Barclays Canadian COO follows CEO out the door
Published Tuesday, July 3, 2012 6:30AM EDT
Last Updated Tuesday, July 3, 2012 10:34PM EDT
Just hours after Barclays CEO Bob Diamond quit his job Tuesday, the bank's recently-appointed chief operating officer, Canadian Jerry del Missier announced he is leaving too.
In a statement posted on the Barclays website, del Missier said his resignation was effective immediately.
"I am grateful for the opportunities that were provided to me and proud of what we achieved,' del Missier wrote of his 15 years at the bank.
"We built one of the premier global investment banks from scratch -- something that we are all very proud of. The firm is as strong today as it ever has been and is incredibly well placed to succeed within the post financial reform competitive landscape."
Earlier Tuesday, 60-year-old American Diamond announced his resignation too. The moves come a day after Barclays chairman Marcus Agius said he will also be leaving the company, but not before he has found a replacement for himself and Diamond.
The banks' management has been under fire since it was handed a US$453-million fine by British and American regulators last week, for submitting false reports on interbank borrowing rates during a four-year span between 2005 and 2009.
"The external pressure placed on Barclays has reached a level that risks damaging the franchise -- I cannot let that happen," Diamond said Tuesday in his own resignation statement. "I am deeply disappointed that the impression created by the events announced last week about what Barclays and its people stand for could not be further from the truth."
In the wake of the admission, Diamond, del Missier and other Barclays executives said they were accepting responsibility and promised to waive any bonuses they would be due in 2012.
As a result -- and in light of Diamond's memo to staff on Monday emphasizing that "it is my responsibility to make sure that it cannot happen again" -- the resignation announcements came as a surprise.
Britain's Chancellor of the Exchequer George Osborne nevertheless welcomed the sudden resignations.

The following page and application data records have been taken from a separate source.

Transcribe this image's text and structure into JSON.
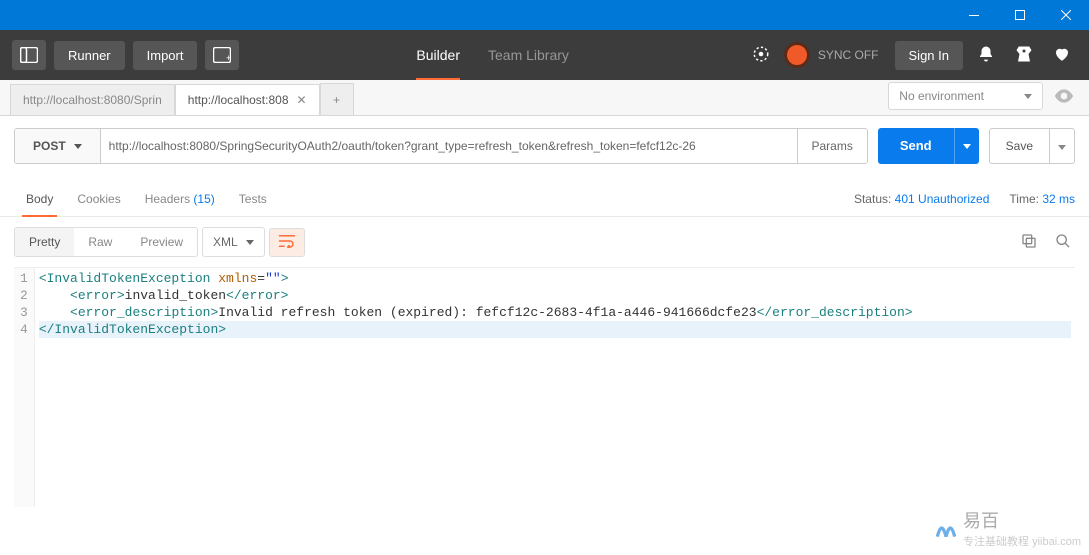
{
  "window": {
    "minimize": "–",
    "maximize": "□",
    "close": "✕"
  },
  "header": {
    "runner": "Runner",
    "import": "Import",
    "builder": "Builder",
    "team_library": "Team Library",
    "sync": "SYNC OFF",
    "signin": "Sign In"
  },
  "env": {
    "no_environment": "No environment"
  },
  "tabs": {
    "inactive": "http://localhost:8080/Sprin",
    "active": "http://localhost:808",
    "add": "+"
  },
  "request": {
    "method": "POST",
    "url": "http://localhost:8080/SpringSecurityOAuth2/oauth/token?grant_type=refresh_token&refresh_token=fefcf12c-26",
    "params": "Params",
    "send": "Send",
    "save": "Save"
  },
  "response_tabs": {
    "body": "Body",
    "cookies": "Cookies",
    "headers": "Headers",
    "headers_count": "(15)",
    "tests": "Tests",
    "status_label": "Status:",
    "status_value": "401 Unauthorized",
    "time_label": "Time:",
    "time_value": "32 ms"
  },
  "view": {
    "pretty": "Pretty",
    "raw": "Raw",
    "preview": "Preview",
    "format": "XML"
  },
  "code": {
    "l1_open": "<InvalidTokenException",
    "l1_attr": " xmlns",
    "l1_eq": "=",
    "l1_val": "\"\"",
    "l1_close": ">",
    "l2_open": "<error>",
    "l2_text": "invalid_token",
    "l2_close": "</error>",
    "l3_open": "<error_description>",
    "l3_text": "Invalid refresh token (expired): fefcf12c-2683-4f1a-a446-941666dcfe23",
    "l3_close": "</error_description>",
    "l4": "</InvalidTokenException>"
  },
  "gutter": {
    "n1": "1",
    "n2": "2",
    "n3": "3",
    "n4": "4"
  },
  "watermark": {
    "main": "易百",
    "sub": "专注基础教程  yiibai.com"
  }
}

"I think it is the right decision for Barclays, I think it is the right decision for the country," the treasury chief said.
The British government has announced a parliamentary committee will investigate the bank's dealings and report before the end of the year. Barclays' activities are also being probed by Britain's Serious Fraud Office, which said Monday it should know within a month whether criminal charges are warranted.
Diamond is slated to appear before the House of Commons Treasury Committee on Wednesday, where he is expected to be asked for an explanation for the bank's filing of false interest rate reports.
At the heart of the scandal is the so-called LIBOR, or London interbank offered rate that is calculated based on a total of 18 banks' submitted estimates of how much it will cost them to borrow from other banks.
The LIBOR is then used as a benchmark for a broad range of contracts, loans and mortgages that total an estimated $500 trillion worldwide.
Barclays has admitted that it disclosed misleadingly lower figures during the credit crisis in 2007 and 2008.
In a conference call Tuesday, Agius said that del Missier had ordered the bank's submissions lowered, on the basis of a misunderstanding stoked by a note from the Bank of England's then-markets director Paul Tucker and an email Diamond subsequently sent to del Missier and Barclay's CEO at the time, John Varley.
"Tucker stated that the levels of calls he was receiving from Whitehall were 'senior' and that while he was certain we did not need advice, that it did not always need to be the case that we appeared as high as we have recently,” Diamond said in the Oct. 30 email provided by the bank to British lawmakers on Tuesday.
The bank now says Diamond did not believe he had received or issued orders to keep their LIBOR submissions low, but del Missier may not have grasped that at the time.
"As a result of what he believed was a genuine misunderstanding, Jerry was the most senior officer who gave instructions to lower LIBOR rates,” Agius told reporters on the conference call. “That obviously puts him in a very difficult situation."
Diamond has been credited with helping the bank survive that period without resorting to a taxpayer-funded bailout. He's also seen as a key player in turning Barclays Capital into a profit-maker that bought up the remains of Lehman Brothers U.S. operations for $1.35 billion.
Del Missier became co-chief executive of Barclays Capital alongside Rich Ricci after Diamond moved up from that division to become Barclays CEO. The 50-year-old native of Canada had only been appointed to the newly created role of chief operating officer on June 22.